Treatment for plantar fasciitis depends on the severity of the specific case of the condition. Ice massage applications may be used to reduce pain and inflammation. Physical therapy is often used to treat plantar fasciitis, and this may include stretching exercises. Another treatment option is anti-inflammatory medication, such as ibuprofen.
If you suspect that you have plantar fasciitis, meet with your podiatrist immediately. If left untreated, symptoms may lead to tearing and overstretching of the plantar fascia. The solution is early detection and treatment. Be sure to speak with your podiatrist if you are experiencing heel pain.
What are Achilles Tendon Injuries
The Achilles tendon is the strongest tendon in the human body. Its purpose is to connect the lower leg muscles and calf to the heel of the foot. This tendon is responsible for facilitating all types of movement, like walking and running. This tendon provides an enormous amount of mobility for the body. Any injuries inflicted to this tissue should be immediately brought up with a physician to prevent further damage.
The most common injuries that can trouble the Achilles tendon are tendon ruptures and Achilles tendinitis. Achilles tendinitis is the milder of the two injuries. It can be recognized by the following symptoms: inflammation, dull-to-severe pain, increased blood flow to the tendon, thickening of the tendon, and slower movement time. Tendinitis can be treated via several methods and is often diagnosed by an MRI.

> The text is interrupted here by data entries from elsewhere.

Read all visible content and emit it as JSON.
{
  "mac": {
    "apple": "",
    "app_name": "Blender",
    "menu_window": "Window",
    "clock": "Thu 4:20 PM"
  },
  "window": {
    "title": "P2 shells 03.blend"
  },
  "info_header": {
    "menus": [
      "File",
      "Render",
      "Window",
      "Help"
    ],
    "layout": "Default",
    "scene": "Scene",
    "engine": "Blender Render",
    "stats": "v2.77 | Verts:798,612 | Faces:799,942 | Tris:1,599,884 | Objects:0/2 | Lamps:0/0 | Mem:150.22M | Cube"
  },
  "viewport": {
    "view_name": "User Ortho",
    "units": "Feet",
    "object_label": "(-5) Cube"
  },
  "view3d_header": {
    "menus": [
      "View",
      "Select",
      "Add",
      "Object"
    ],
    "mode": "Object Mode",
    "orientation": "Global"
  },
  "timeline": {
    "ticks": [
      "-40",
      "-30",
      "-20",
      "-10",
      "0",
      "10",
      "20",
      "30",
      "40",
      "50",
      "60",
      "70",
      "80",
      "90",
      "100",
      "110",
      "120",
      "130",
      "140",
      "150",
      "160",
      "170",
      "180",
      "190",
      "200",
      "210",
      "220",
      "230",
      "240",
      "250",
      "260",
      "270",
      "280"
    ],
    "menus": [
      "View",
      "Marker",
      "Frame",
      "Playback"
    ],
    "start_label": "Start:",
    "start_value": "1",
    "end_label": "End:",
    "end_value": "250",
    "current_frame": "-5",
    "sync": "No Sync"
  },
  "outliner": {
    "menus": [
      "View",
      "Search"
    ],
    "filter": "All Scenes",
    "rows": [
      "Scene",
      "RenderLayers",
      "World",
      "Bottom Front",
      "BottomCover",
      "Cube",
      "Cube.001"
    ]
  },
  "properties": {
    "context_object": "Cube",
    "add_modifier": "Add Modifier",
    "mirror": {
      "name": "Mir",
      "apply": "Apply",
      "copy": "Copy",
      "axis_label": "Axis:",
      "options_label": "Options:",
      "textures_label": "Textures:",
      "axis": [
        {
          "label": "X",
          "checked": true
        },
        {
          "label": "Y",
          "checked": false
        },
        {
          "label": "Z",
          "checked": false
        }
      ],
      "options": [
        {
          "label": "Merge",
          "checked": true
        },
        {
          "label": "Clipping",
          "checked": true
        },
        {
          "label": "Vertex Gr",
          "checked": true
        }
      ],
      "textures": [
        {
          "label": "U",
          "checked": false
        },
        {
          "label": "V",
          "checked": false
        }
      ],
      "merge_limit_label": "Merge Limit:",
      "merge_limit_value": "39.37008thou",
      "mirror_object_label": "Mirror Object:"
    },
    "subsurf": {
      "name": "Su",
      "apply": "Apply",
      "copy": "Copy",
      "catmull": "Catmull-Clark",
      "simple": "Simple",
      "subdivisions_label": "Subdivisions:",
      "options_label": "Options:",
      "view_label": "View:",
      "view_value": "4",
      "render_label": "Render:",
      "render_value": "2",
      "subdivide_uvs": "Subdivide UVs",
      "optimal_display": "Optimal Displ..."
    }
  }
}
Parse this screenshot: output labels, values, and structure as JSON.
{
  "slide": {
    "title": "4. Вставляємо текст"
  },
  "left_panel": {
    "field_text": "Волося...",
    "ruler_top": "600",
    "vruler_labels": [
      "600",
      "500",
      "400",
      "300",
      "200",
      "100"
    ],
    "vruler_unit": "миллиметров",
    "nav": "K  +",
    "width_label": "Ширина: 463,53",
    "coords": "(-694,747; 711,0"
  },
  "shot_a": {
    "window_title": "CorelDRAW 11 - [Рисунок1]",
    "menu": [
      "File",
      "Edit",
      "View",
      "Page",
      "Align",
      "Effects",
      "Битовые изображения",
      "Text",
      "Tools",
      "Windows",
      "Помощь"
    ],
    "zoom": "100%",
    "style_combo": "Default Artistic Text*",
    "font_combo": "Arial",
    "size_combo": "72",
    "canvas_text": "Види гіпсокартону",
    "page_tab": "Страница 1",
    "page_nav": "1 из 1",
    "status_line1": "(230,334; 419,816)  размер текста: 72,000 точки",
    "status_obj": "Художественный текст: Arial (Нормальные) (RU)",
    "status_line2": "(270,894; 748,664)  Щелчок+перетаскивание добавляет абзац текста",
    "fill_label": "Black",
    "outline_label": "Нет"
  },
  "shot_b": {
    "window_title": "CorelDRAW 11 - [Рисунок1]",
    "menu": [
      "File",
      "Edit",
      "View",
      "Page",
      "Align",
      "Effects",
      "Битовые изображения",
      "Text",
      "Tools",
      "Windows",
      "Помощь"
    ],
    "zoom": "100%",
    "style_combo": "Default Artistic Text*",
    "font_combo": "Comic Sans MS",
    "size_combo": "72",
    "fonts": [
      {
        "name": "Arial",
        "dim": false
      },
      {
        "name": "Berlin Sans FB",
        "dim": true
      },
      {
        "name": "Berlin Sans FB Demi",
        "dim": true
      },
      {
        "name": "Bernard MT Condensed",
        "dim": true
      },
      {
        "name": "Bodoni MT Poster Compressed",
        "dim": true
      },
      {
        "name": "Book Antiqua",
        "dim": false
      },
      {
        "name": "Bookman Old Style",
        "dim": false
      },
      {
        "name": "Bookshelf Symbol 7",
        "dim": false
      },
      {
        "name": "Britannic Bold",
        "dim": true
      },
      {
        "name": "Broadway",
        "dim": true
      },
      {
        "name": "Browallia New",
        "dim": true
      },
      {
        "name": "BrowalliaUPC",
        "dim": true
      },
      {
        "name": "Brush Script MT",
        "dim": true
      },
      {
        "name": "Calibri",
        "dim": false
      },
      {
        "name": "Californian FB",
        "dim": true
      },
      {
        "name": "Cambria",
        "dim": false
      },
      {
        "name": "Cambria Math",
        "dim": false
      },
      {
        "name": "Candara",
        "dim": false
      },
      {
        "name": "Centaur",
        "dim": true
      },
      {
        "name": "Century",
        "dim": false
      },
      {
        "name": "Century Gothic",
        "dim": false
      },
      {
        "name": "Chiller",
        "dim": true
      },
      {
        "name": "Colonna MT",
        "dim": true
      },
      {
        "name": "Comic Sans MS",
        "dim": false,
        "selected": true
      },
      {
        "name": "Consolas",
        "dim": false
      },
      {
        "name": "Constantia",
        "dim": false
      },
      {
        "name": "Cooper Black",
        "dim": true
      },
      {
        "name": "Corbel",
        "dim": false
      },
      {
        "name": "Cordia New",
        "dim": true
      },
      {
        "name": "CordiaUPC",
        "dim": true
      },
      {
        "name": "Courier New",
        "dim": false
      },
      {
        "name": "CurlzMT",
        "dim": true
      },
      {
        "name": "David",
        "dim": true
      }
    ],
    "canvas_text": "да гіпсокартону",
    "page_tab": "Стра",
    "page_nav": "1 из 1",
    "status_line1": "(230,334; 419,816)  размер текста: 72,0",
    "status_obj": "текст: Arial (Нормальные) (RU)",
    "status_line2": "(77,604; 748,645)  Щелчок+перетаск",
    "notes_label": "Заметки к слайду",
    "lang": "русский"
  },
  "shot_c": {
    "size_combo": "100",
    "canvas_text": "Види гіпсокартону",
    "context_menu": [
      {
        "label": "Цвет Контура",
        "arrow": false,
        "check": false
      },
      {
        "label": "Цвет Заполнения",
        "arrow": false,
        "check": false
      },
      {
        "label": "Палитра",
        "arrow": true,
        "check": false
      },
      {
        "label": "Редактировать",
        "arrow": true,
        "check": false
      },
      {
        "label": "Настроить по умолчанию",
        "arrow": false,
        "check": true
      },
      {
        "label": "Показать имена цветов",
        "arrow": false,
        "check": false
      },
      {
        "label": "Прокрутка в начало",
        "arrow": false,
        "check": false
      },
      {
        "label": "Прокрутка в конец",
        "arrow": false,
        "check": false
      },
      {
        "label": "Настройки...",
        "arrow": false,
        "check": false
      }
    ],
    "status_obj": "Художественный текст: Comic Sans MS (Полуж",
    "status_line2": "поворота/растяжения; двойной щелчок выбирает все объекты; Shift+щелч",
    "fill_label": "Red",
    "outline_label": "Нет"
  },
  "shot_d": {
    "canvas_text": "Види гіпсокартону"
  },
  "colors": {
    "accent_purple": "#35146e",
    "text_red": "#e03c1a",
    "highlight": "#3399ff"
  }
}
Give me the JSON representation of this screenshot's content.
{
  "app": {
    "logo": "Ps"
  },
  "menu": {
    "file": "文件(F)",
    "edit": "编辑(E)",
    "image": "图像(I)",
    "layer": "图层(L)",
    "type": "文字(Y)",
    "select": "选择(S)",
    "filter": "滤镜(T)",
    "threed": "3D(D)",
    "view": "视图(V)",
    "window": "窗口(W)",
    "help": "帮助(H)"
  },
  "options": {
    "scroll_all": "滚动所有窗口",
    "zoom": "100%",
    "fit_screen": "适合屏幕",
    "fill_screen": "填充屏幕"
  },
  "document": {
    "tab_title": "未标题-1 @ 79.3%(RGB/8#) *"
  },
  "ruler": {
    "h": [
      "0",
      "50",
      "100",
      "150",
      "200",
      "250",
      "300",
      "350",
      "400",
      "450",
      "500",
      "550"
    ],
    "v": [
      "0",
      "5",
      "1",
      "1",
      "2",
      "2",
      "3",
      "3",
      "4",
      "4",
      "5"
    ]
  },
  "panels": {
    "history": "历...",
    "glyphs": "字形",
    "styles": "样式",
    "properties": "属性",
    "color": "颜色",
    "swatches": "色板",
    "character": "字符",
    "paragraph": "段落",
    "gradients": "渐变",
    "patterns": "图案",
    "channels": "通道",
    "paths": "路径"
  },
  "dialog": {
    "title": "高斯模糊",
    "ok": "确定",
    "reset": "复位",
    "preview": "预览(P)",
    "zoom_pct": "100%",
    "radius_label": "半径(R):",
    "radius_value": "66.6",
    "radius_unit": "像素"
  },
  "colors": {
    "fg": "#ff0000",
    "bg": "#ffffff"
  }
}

An Achilles tendon rupture is trickier to heal, and is by far the most painful injury. It is caused by the tendon ripping or completely snapping. The results are immediate and absolutely devastating, and will render the patient immobile. If a rupture or tear occurs, operative and non-operative methods are available. Once the treatment begins, depending on the severity of the injury, recovery time for these types of issues can take up to a year.
Simple preventative measures can be taken as a means to avoid both injuries. Prior to any movement, taking a few minutes to stretch out the tendon is a great way to stimulate the tissue. Calf raises, squats, leg curls, leg extensions, leg raises, lunges, and leg presses are all suggested ways to help strengthen the lower legs and promote Achilles tendon health.
Many problems arise among athletes and people who overexert themselves while exercising. Problems can also happen among those who do not warm up properly before beginning an activity. Proper, comfortable shoes that fit correctly can also decrease tendon injuries. Some professionals also suggest that when exercising, you should make sure that the floor you are on is cushioned or has a mat. This will relieve pressure on the heels. A healthy diet will also increase tendon health.
It is very important to seek out a podiatrist if you believe you have an injury in the Achilles region. Further damage could result in severe complications that would make being mobile difficult, if not impossible.